Sri Lanka: Human Rights — [Dame Maria Miller in the Chair]

Part of the debate – in Westminster Hall am 2:59 pm ar 20 Mawrth 2024.

Danfonwch hysbysiad imi am ddadleuon fel hyn

Photo of Brendan O'Hara Brendan O'Hara Shadow SNP Spokesperson (Foreign Affairs) 2:59, 20 Mawrth 2024

I thank the hon. Member for that intervention. He is right, and I will touch on that momentarily.

It is absolutely essential that there is accountability and that people are held to account. We must use what powers we have to ensure that that happens, because various UN bodies, Human Rights Watch and other human rights organisations have long criticised successive Sri Lankan Administrations for failing to investigate seriously and prosecute those responsible for the most grievous of human rights abuses. Amnesty International has identified that despite mounting global pressure to act, those violators have gone scot-free. The issues have remained unaddressed, and groups pressuring the Government to act have been harassed and marginalised.

The hon. Member for Carshalton and Wallington talked about the 1979 Prevention of Terrorism Act. That has been an area of real, grave concern for many of us. The Act has allowed arbitrary arrests, detention without charge, false confession and torture of anyone suspected of terrorism. The Government have used that Act for 40 years to arrest and detain opponents and suppress the Tamil community. More recently, it has been used to detain protesters and anyone speaking out against the Government, even if their comments were made on social media. However, there are now real fears that its replacement, the Anti-Terrorism Bill, may be actually worse, and that the Government’s attitude towards minority groups has not changed one iota.

The Office of the UN High Commissioner for Human Rights has already stated that the new Anti-Terrorism Bill does not get anywhere close to sorting out the defects in the Prevention of Terrorism Act, saying:

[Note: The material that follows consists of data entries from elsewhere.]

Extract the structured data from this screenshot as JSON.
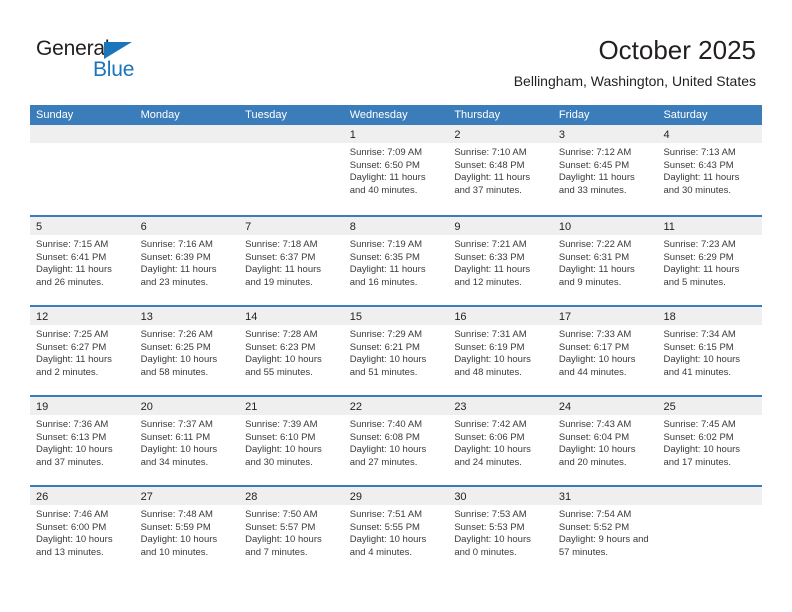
{
  "brand": {
    "name_part1": "General",
    "name_part2": "Blue",
    "triangle_icon": "triangle-icon",
    "accent_color": "#1b75bb"
  },
  "header": {
    "title": "October 2025",
    "subtitle": "Bellingham, Washington, United States"
  },
  "theme": {
    "header_blue": "#3b7cba",
    "date_band_gray": "#efefef",
    "text_color": "#231f20"
  },
  "calendar": {
    "weekdays": [
      "Sunday",
      "Monday",
      "Tuesday",
      "Wednesday",
      "Thursday",
      "Friday",
      "Saturday"
    ],
    "weeks": [
      [
        {
          "day": "",
          "lines": []
        },
        {
          "day": "",
          "lines": []
        },
        {
          "day": "",
          "lines": []
        },
        {
          "day": "1",
          "lines": [
            "Sunrise: 7:09 AM",
            "Sunset: 6:50 PM",
            "Daylight: 11 hours and 40 minutes."
          ]
        },
        {
          "day": "2",
          "lines": [
            "Sunrise: 7:10 AM",
            "Sunset: 6:48 PM",
            "Daylight: 11 hours and 37 minutes."
          ]
        },
        {
          "day": "3",
          "lines": [
            "Sunrise: 7:12 AM",
            "Sunset: 6:45 PM",
            "Daylight: 11 hours and 33 minutes."
          ]
        },
        {
          "day": "4",
          "lines": [
            "Sunrise: 7:13 AM",
            "Sunset: 6:43 PM",
            "Daylight: 11 hours and 30 minutes."
          ]
        }
      ],
      [
        {
          "day": "5",
          "lines": [
            "Sunrise: 7:15 AM",
            "Sunset: 6:41 PM",
            "Daylight: 11 hours and 26 minutes."
          ]
        },
        {
          "day": "6",
          "lines": [
            "Sunrise: 7:16 AM",
            "Sunset: 6:39 PM",
            "Daylight: 11 hours and 23 minutes."
          ]
        },
        {
          "day": "7",
          "lines": [
            "Sunrise: 7:18 AM",
            "Sunset: 6:37 PM",
            "Daylight: 11 hours and 19 minutes."
          ]
        },
        {
          "day": "8",
          "lines": [
            "Sunrise: 7:19 AM",
            "Sunset: 6:35 PM",
            "Daylight: 11 hours and 16 minutes."
          ]
        },
        {
          "day": "9",
          "lines": [
            "Sunrise: 7:21 AM",
            "Sunset: 6:33 PM",
            "Daylight: 11 hours and 12 minutes."
          ]
        },
        {
          "day": "10",
          "lines": [
            "Sunrise: 7:22 AM",
            "Sunset: 6:31 PM",
            "Daylight: 11 hours and 9 minutes."
          ]
        },
        {
          "day": "11",
          "lines": [
            "Sunrise: 7:23 AM",
            "Sunset: 6:29 PM",
            "Daylight: 11 hours and 5 minutes."
          ]
        }
      ],
      [
        {
          "day": "12",
          "lines": [
            "Sunrise: 7:25 AM",
            "Sunset: 6:27 PM",
            "Daylight: 11 hours and 2 minutes."
          ]
        },
        {
          "day": "13",
          "lines": [
            "Sunrise: 7:26 AM",
            "Sunset: 6:25 PM",
            "Daylight: 10 hours and 58 minutes."
          ]
        },
        {
          "day": "14",
          "lines": [
            "Sunrise: 7:28 AM",
            "Sunset: 6:23 PM",
            "Daylight: 10 hours and 55 minutes."
          ]
        },
        {
          "day": "15",
          "lines": [
            "Sunrise: 7:29 AM",
            "Sunset: 6:21 PM",
            "Daylight: 10 hours and 51 minutes."
          ]
        },
        {
          "day": "16",
          "lines": [
            "Sunrise: 7:31 AM",
            "Sunset: 6:19 PM",
            "Daylight: 10 hours and 48 minutes."
          ]
        },
        {
          "day": "17",
          "lines": [
            "Sunrise: 7:33 AM",
            "Sunset: 6:17 PM",
            "Daylight: 10 hours and 44 minutes."
          ]
        },
        {
          "day": "18",
          "lines": [
            "Sunrise: 7:34 AM",
            "Sunset: 6:15 PM",
            "Daylight: 10 hours and 41 minutes."
          ]
        }
      ],
      [
        {
          "day": "19",
          "lines": [
            "Sunrise: 7:36 AM",
            "Sunset: 6:13 PM",
            "Daylight: 10 hours and 37 minutes."
          ]
        },
        {
          "day": "20",
          "lines": [
            "Sunrise: 7:37 AM",
            "Sunset: 6:11 PM",
            "Daylight: 10 hours and 34 minutes."
          ]
        },
        {
          "day": "21",
          "lines": [
            "Sunrise: 7:39 AM",
            "Sunset: 6:10 PM",
            "Daylight: 10 hours and 30 minutes."
          ]
        },
        {
          "day": "22",
          "lines": [
            "Sunrise: 7:40 AM",
            "Sunset: 6:08 PM",
            "Daylight: 10 hours and 27 minutes."
          ]
        },
        {
          "day": "23",
          "lines": [
            "Sunrise: 7:42 AM",
            "Sunset: 6:06 PM",
            "Daylight: 10 hours and 24 minutes."
          ]
        },
        {
          "day": "24",
          "lines": [
            "Sunrise: 7:43 AM",
            "Sunset: 6:04 PM",
            "Daylight: 10 hours and 20 minutes."
          ]
        },
        {
          "day": "25",
          "lines": [
            "Sunrise: 7:45 AM",
            "Sunset: 6:02 PM",
            "Daylight: 10 hours and 17 minutes."
          ]
        }
      ],
      [
        {
          "day": "26",
          "lines": [
            "Sunrise: 7:46 AM",
            "Sunset: 6:00 PM",
            "Daylight: 10 hours and 13 minutes."
          ]
        },
        {
          "day": "27",
          "lines": [
            "Sunrise: 7:48 AM",
            "Sunset: 5:59 PM",
            "Daylight: 10 hours and 10 minutes."
          ]
        },
        {
          "day": "28",
          "lines": [
            "Sunrise: 7:50 AM",
            "Sunset: 5:57 PM",
            "Daylight: 10 hours and 7 minutes."
          ]
        },
        {
          "day": "29",
          "lines": [
            "Sunrise: 7:51 AM",
            "Sunset: 5:55 PM",
            "Daylight: 10 hours and 4 minutes."
          ]
        },
        {
          "day": "30",
          "lines": [
            "Sunrise: 7:53 AM",
            "Sunset: 5:53 PM",
            "Daylight: 10 hours and 0 minutes."
          ]
        },
        {
          "day": "31",
          "lines": [
            "Sunrise: 7:54 AM",
            "Sunset: 5:52 PM",
            "Daylight: 9 hours and 57 minutes."
          ]
        },
        {
          "day": "",
          "lines": []
        }
      ]
    ]
  }
}
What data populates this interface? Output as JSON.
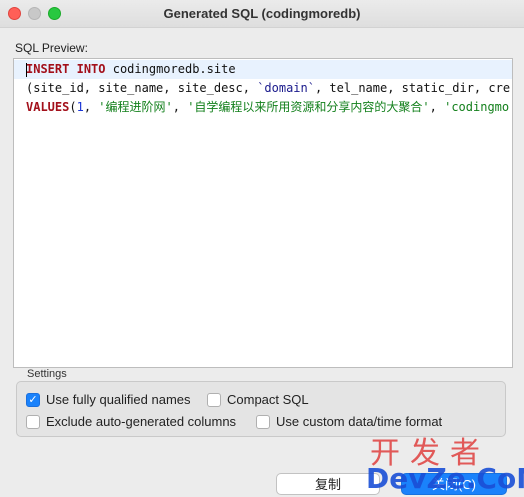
{
  "window": {
    "title": "Generated SQL (codingmoredb)"
  },
  "preview": {
    "label": "SQL Preview:",
    "line1": {
      "kw1": "INSERT",
      "kw2": "INTO",
      "rest": "codingmoredb.site"
    },
    "line2": {
      "a": "(site_id, site_name, site_desc, ",
      "ident": "`domain`",
      "b": ", tel_name, static_dir, cre"
    },
    "line3": {
      "kw": "VALUES",
      "open": "(",
      "num": "1",
      "sep1": ", ",
      "s1": "'编程进阶网'",
      "sep2": ", ",
      "s2": "'自学编程以来所用资源和分享内容的大聚合'",
      "sep3": ", ",
      "s3": "'codingmo"
    }
  },
  "settings": {
    "label": "Settings",
    "options": [
      {
        "label": "Use fully qualified names",
        "checked": true
      },
      {
        "label": "Compact SQL",
        "checked": false
      },
      {
        "label": "Exclude auto-generated columns",
        "checked": false
      },
      {
        "label": "Use custom data/time format",
        "checked": false
      }
    ]
  },
  "buttons": {
    "copy": "复制",
    "close": "关闭(C)"
  },
  "watermark": {
    "top": "开发者",
    "bottom": "DevZe.CoM"
  },
  "colors": {
    "keyword": "#a3101b",
    "string": "#13801c",
    "number": "#1a35d6",
    "accent": "#1a82fb"
  }
}
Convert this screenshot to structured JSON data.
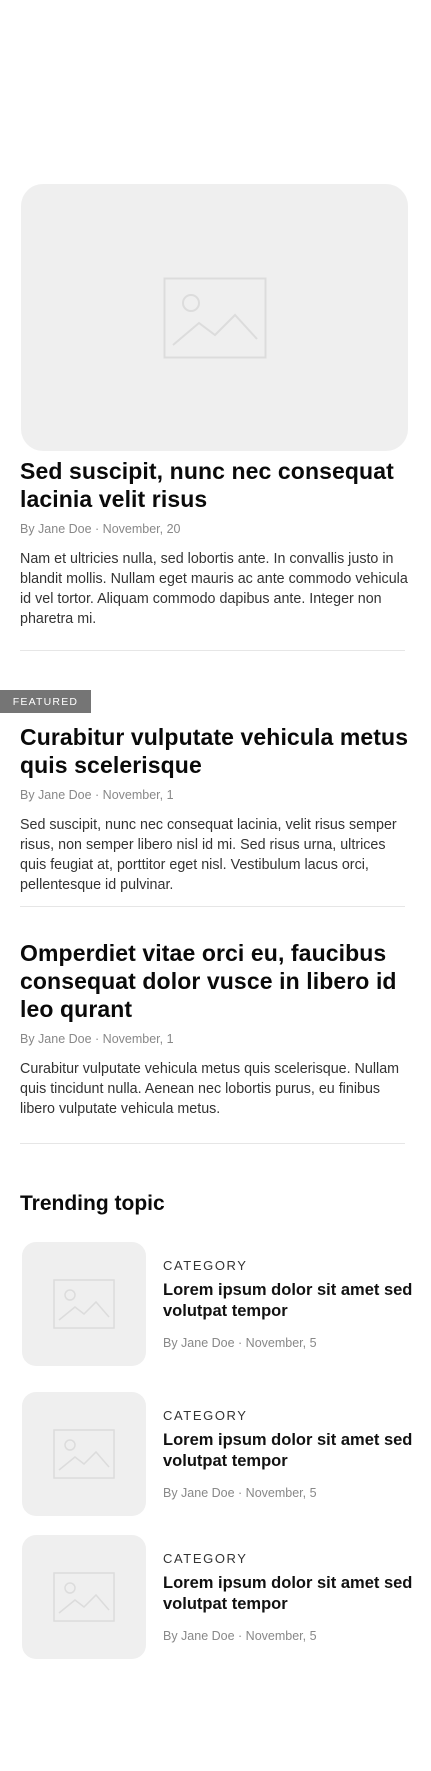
{
  "hero": {
    "image_icon": "image-placeholder-icon"
  },
  "articles": [
    {
      "title": "Sed suscipit, nunc nec consequat lacinia velit risus",
      "meta": "By Jane Doe · November, 20",
      "excerpt": "Nam et ultricies nulla, sed lobortis ante. In convallis justo in blandit mollis. Nullam eget mauris ac ante commodo vehicula id vel tortor. Aliquam commodo dapibus ante. Integer non pharetra mi."
    },
    {
      "badge": "FEATURED",
      "title": "Curabitur vulputate vehicula metus quis scelerisque",
      "meta": "By Jane Doe · November, 1",
      "excerpt": "Sed suscipit, nunc nec consequat lacinia, velit risus semper risus, non semper libero nisl id mi. Sed risus urna, ultrices quis feugiat at, porttitor eget nisl. Vestibulum lacus orci, pellentesque id pulvinar."
    },
    {
      "title": "Omperdiet vitae orci eu, faucibus consequat dolor vusce in libero id leo qurant",
      "meta": "By Jane Doe · November, 1",
      "excerpt": "Curabitur vulputate vehicula metus quis scelerisque. Nullam quis tincidunt nulla. Aenean nec lobortis purus, eu finibus libero vulputate vehicula metus."
    }
  ],
  "trending": {
    "heading": "Trending topic",
    "items": [
      {
        "category": "CATEGORY",
        "title": "Lorem ipsum dolor sit amet sed volutpat tempor",
        "meta": "By Jane Doe · November, 5"
      },
      {
        "category": "CATEGORY",
        "title": "Lorem ipsum dolor sit amet sed volutpat tempor",
        "meta": "By Jane Doe · November, 5"
      },
      {
        "category": "CATEGORY",
        "title": "Lorem ipsum dolor sit amet sed volutpat tempor",
        "meta": "By Jane Doe · November, 5"
      }
    ]
  },
  "colors": {
    "placeholder_bg": "#efefef",
    "placeholder_stroke": "#dedede",
    "badge_bg": "#757575"
  }
}
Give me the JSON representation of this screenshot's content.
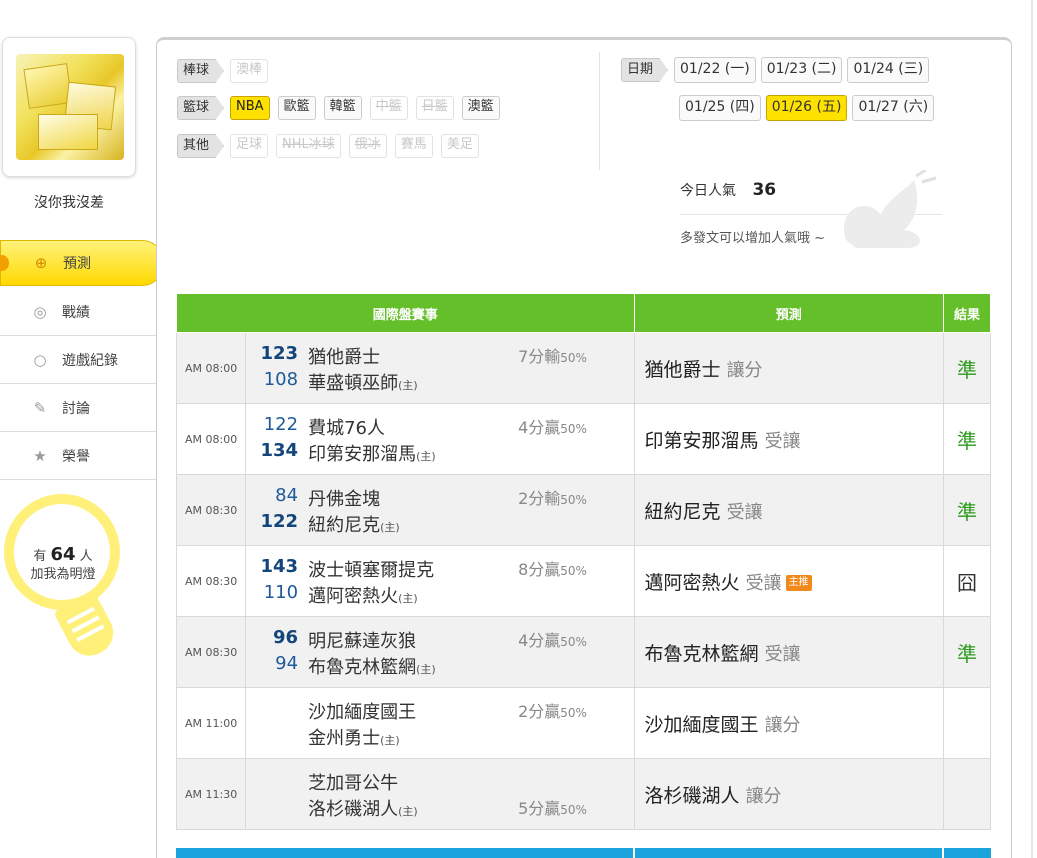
{
  "user": {
    "name": "沒你我沒差"
  },
  "menu": [
    {
      "label": "預測",
      "icon": "target-icon",
      "active": true
    },
    {
      "label": "戰績",
      "icon": "record-icon",
      "active": false
    },
    {
      "label": "遊戲紀錄",
      "icon": "ring-icon",
      "active": false
    },
    {
      "label": "討論",
      "icon": "chat-icon",
      "active": false
    },
    {
      "label": "榮譽",
      "icon": "medal-icon",
      "active": false
    }
  ],
  "fans": {
    "prefix": "有",
    "count": "64",
    "suffix": "人",
    "line2": "加我為明燈"
  },
  "filters": {
    "baseball": {
      "label": "棒球",
      "options": [
        {
          "label": "澳棒",
          "state": "disabled"
        }
      ]
    },
    "basketball": {
      "label": "籃球",
      "options": [
        {
          "label": "NBA",
          "state": "selected"
        },
        {
          "label": "歐籃",
          "state": "normal"
        },
        {
          "label": "韓籃",
          "state": "normal"
        },
        {
          "label": "中籃",
          "state": "strike"
        },
        {
          "label": "日籃",
          "state": "strike"
        },
        {
          "label": "澳籃",
          "state": "normal"
        }
      ]
    },
    "other": {
      "label": "其他",
      "options": [
        {
          "label": "足球",
          "state": "disabled"
        },
        {
          "label": "NHL冰球",
          "state": "strike"
        },
        {
          "label": "俄冰",
          "state": "strike"
        },
        {
          "label": "賽馬",
          "state": "disabled"
        },
        {
          "label": "美足",
          "state": "disabled"
        }
      ]
    }
  },
  "dates": {
    "label": "日期",
    "row1": [
      {
        "label": "01/22 (一)",
        "selected": false
      },
      {
        "label": "01/23 (二)",
        "selected": false
      },
      {
        "label": "01/24 (三)",
        "selected": false
      }
    ],
    "row2": [
      {
        "label": "01/25 (四)",
        "selected": false
      },
      {
        "label": "01/26 (五)",
        "selected": true
      },
      {
        "label": "01/27 (六)",
        "selected": false
      }
    ]
  },
  "popularity": {
    "label": "今日人氣",
    "value": "36",
    "tip": "多發文可以增加人氣哦 ~"
  },
  "table": {
    "headers": {
      "match": "國際盤賽事",
      "prediction": "預測",
      "result": "結果"
    },
    "home_mark": "(主)",
    "rows": [
      {
        "time": "AM 08:00",
        "away": {
          "score": "123",
          "team": "猶他爵士",
          "win": true
        },
        "home": {
          "score": "108",
          "team": "華盛頓巫師",
          "win": false
        },
        "handicap": {
          "text": "7分輸",
          "pct": "50%",
          "line": 1
        },
        "pred_team": "猶他爵士",
        "pred_type": "讓分",
        "main_tag": "",
        "result": "準",
        "result_kind": "ok"
      },
      {
        "time": "AM 08:00",
        "away": {
          "score": "122",
          "team": "費城76人",
          "win": false
        },
        "home": {
          "score": "134",
          "team": "印第安那溜馬",
          "win": true
        },
        "handicap": {
          "text": "4分贏",
          "pct": "50%",
          "line": 1
        },
        "pred_team": "印第安那溜馬",
        "pred_type": "受讓",
        "main_tag": "",
        "result": "準",
        "result_kind": "ok"
      },
      {
        "time": "AM 08:30",
        "away": {
          "score": "84",
          "team": "丹佛金塊",
          "win": false
        },
        "home": {
          "score": "122",
          "team": "紐約尼克",
          "win": true
        },
        "handicap": {
          "text": "2分輸",
          "pct": "50%",
          "line": 1
        },
        "pred_team": "紐約尼克",
        "pred_type": "受讓",
        "main_tag": "",
        "result": "準",
        "result_kind": "ok"
      },
      {
        "time": "AM 08:30",
        "away": {
          "score": "143",
          "team": "波士頓塞爾提克",
          "win": true
        },
        "home": {
          "score": "110",
          "team": "邁阿密熱火",
          "win": false
        },
        "handicap": {
          "text": "8分贏",
          "pct": "50%",
          "line": 1
        },
        "pred_team": "邁阿密熱火",
        "pred_type": "受讓",
        "main_tag": "主推",
        "result": "囧",
        "result_kind": "bad"
      },
      {
        "time": "AM 08:30",
        "away": {
          "score": "96",
          "team": "明尼蘇達灰狼",
          "win": true
        },
        "home": {
          "score": "94",
          "team": "布魯克林籃網",
          "win": false
        },
        "handicap": {
          "text": "4分贏",
          "pct": "50%",
          "line": 1
        },
        "pred_team": "布魯克林籃網",
        "pred_type": "受讓",
        "main_tag": "",
        "result": "準",
        "result_kind": "ok"
      },
      {
        "time": "AM 11:00",
        "away": {
          "score": "",
          "team": "沙加緬度國王",
          "win": false
        },
        "home": {
          "score": "",
          "team": "金州勇士",
          "win": false
        },
        "handicap": {
          "text": "2分贏",
          "pct": "50%",
          "line": 1
        },
        "pred_team": "沙加緬度國王",
        "pred_type": "讓分",
        "main_tag": "",
        "result": "",
        "result_kind": "none"
      },
      {
        "time": "AM 11:30",
        "away": {
          "score": "",
          "team": "芝加哥公牛",
          "win": false
        },
        "home": {
          "score": "",
          "team": "洛杉磯湖人",
          "win": false
        },
        "handicap": {
          "text": "5分贏",
          "pct": "50%",
          "line": 2
        },
        "pred_team": "洛杉磯湖人",
        "pred_type": "讓分",
        "main_tag": "",
        "result": "",
        "result_kind": "none"
      }
    ]
  }
}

“It is deeply regrettable that the proposed legislation does not remedy any of these defects”.

Earlier this month, Human Rights Watch reported on the proposed new laws, which it says will “severely curtail civil liberties”. The new laws, including an Online Safety Act, an Electronic Media Broadcasting Authority Bill and a Non-Governmental Organisations (Registration and Supervision) Bill, will grant broad powers to security forces and severely restrict the right to freedom of assembly, association and expression. They will impact on not only the civic space, but the business environment.

Sri Lanka appears to be going backwards in its adherence to the principles of upholding and protecting fundamental human rights that we hold dear. As the hon. Member for Mitcham and Morden said, that represents a collective failure by the international community. It says that we and our partners have not done nearly enough to pressure the Sri Lankan Government to change their behaviour. Thus far, I believe that we have not used all options open to us. Is it not time that, as well as discussing and debating in this place, and the Foreign, Commonwealth and Development Office persuading and pressuring in its place, the UK actually flexes its muscles where it can? It should apply targeted Magnitsky sanctions against those who can be identified as active or complicit in human rights abuses. Other countries can do it, and other countries have done it. That is the very least that the victims of the war—both living and dead, both here and in Sri Lanka—could and should expect from us.